Mark Twain famously said, "Never put off till tomorrow what you can do the day after tomorrow just as well."
But often there's a price to pay for procrastinating. Suddenly, there's too much work to get done in too little time. Or the people you're depending on are unavailable. Or the internet connection you're taking for granted goes on the fritz.
Yet there's a way procrastination can work in your favor. John Perry, an emeritus professor of philosophy at Stanford University, calls it "structured procrastination." Here, in Perry's words, is how it works:
"Procrastinators seldom do absolutely nothing; they do marginally useful things, like gardening or sharpening pencils or making a diagram of how they will reorganize their files when they get around to it. Why does the procrastinator do these things? Because they are a way of not doing something more important. If all the procrastinator had left to do was to sharpen some pencils, no force on earth could get him do it. However, the procrastinator can be motivated to do difficult, timely and important tasks, as long as these tasks are a way of not doing something more important."
In other words, gentle procrastinator, you do not need to stop procrastinating. You just have to change what you are doing while you procrastinate. "Start a different task from your list that needs attention," suggests Walter Chen (@smalter), co-founder of iDoneThis, in a post on 99U.com. "You can take that feeling of 'I'd rather do anything than this particular thing'--which normally sends you to sort the sock drawer or go on a Netflix spree--and use it as a force for productivity."
You might think, "OK, but how does that solve the larger problem of delaying the important task?" This is where Perry's methodology takes hold. Chen explains: "Remember, you are still playing the procrastinator's game, in which the act of prioritizing something at the top saps the impetus to start working on it. So, the mental trick is to regard other tasks as more important in order to make the Very Important Task an easier choice.

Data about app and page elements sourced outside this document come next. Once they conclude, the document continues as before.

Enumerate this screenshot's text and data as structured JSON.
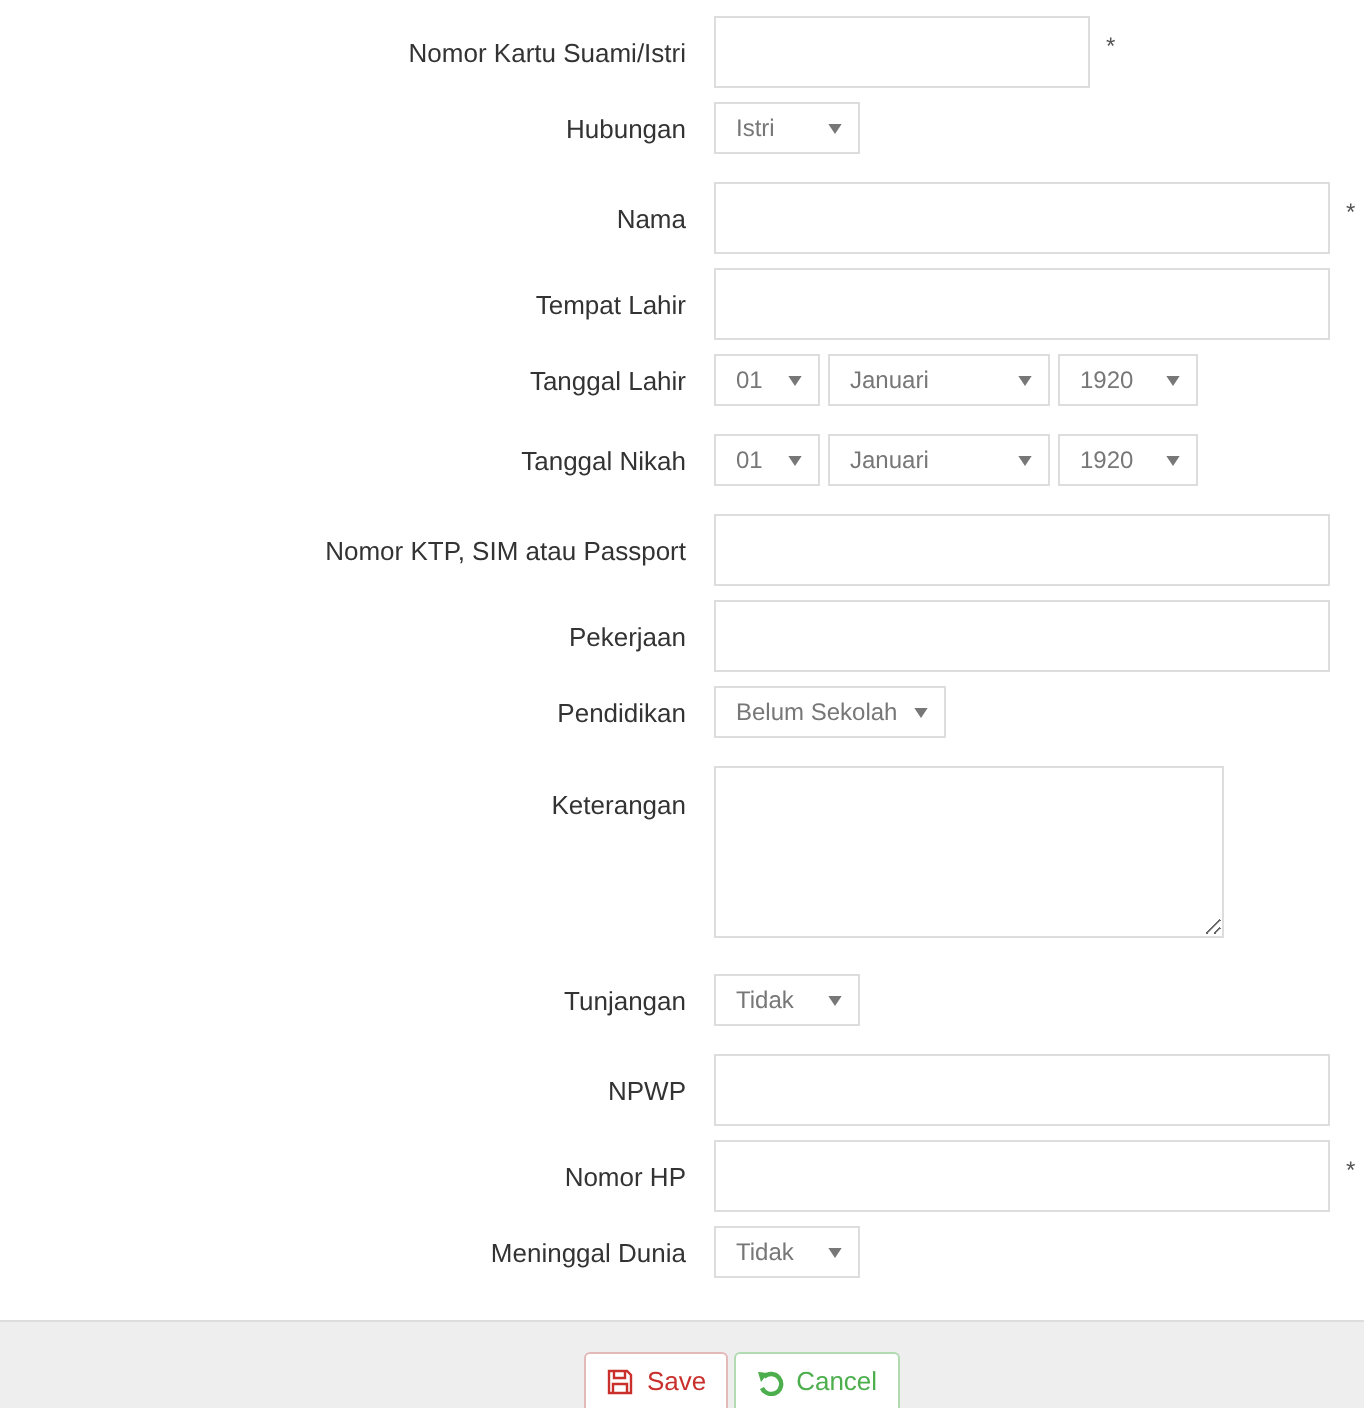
{
  "fields": [
    {
      "label": "Nomor Kartu Suami/Istri",
      "kind": "text",
      "required_mark": "*"
    },
    {
      "label": "Hubungan",
      "kind": "select",
      "value": "Istri"
    },
    {
      "label": "Nama",
      "kind": "text",
      "required_mark": "*"
    },
    {
      "label": "Tempat Lahir",
      "kind": "text"
    },
    {
      "label": "Tanggal Lahir",
      "kind": "date",
      "day": "01",
      "month": "Januari",
      "year": "1920"
    },
    {
      "label": "Tanggal Nikah",
      "kind": "date",
      "day": "01",
      "month": "Januari",
      "year": "1920"
    },
    {
      "label": "Nomor KTP, SIM atau Passport",
      "kind": "text"
    },
    {
      "label": "Pekerjaan",
      "kind": "text"
    },
    {
      "label": "Pendidikan",
      "kind": "select",
      "value": "Belum Sekolah"
    },
    {
      "label": "Keterangan",
      "kind": "textarea"
    },
    {
      "label": "Tunjangan",
      "kind": "select",
      "value": "Tidak"
    },
    {
      "label": "NPWP",
      "kind": "text"
    },
    {
      "label": "Nomor HP",
      "kind": "text",
      "required_mark": "*"
    },
    {
      "label": "Meninggal Dunia",
      "kind": "select",
      "value": "Tidak"
    }
  ],
  "buttons": [
    {
      "label": "Save",
      "kind": "save"
    },
    {
      "label": "Cancel",
      "kind": "cancel"
    }
  ]
}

"You're essentially tricking yourself into working while exercising doublethink regarding the priority level of any number of undertakings. That's not a problem, though, because it turns out that procrastinators are usually great self-deceivers. Our naturally skillful mind-bending is what gets us into trouble in the first place as we convince ourselves to mix up our short-term and long-term goals."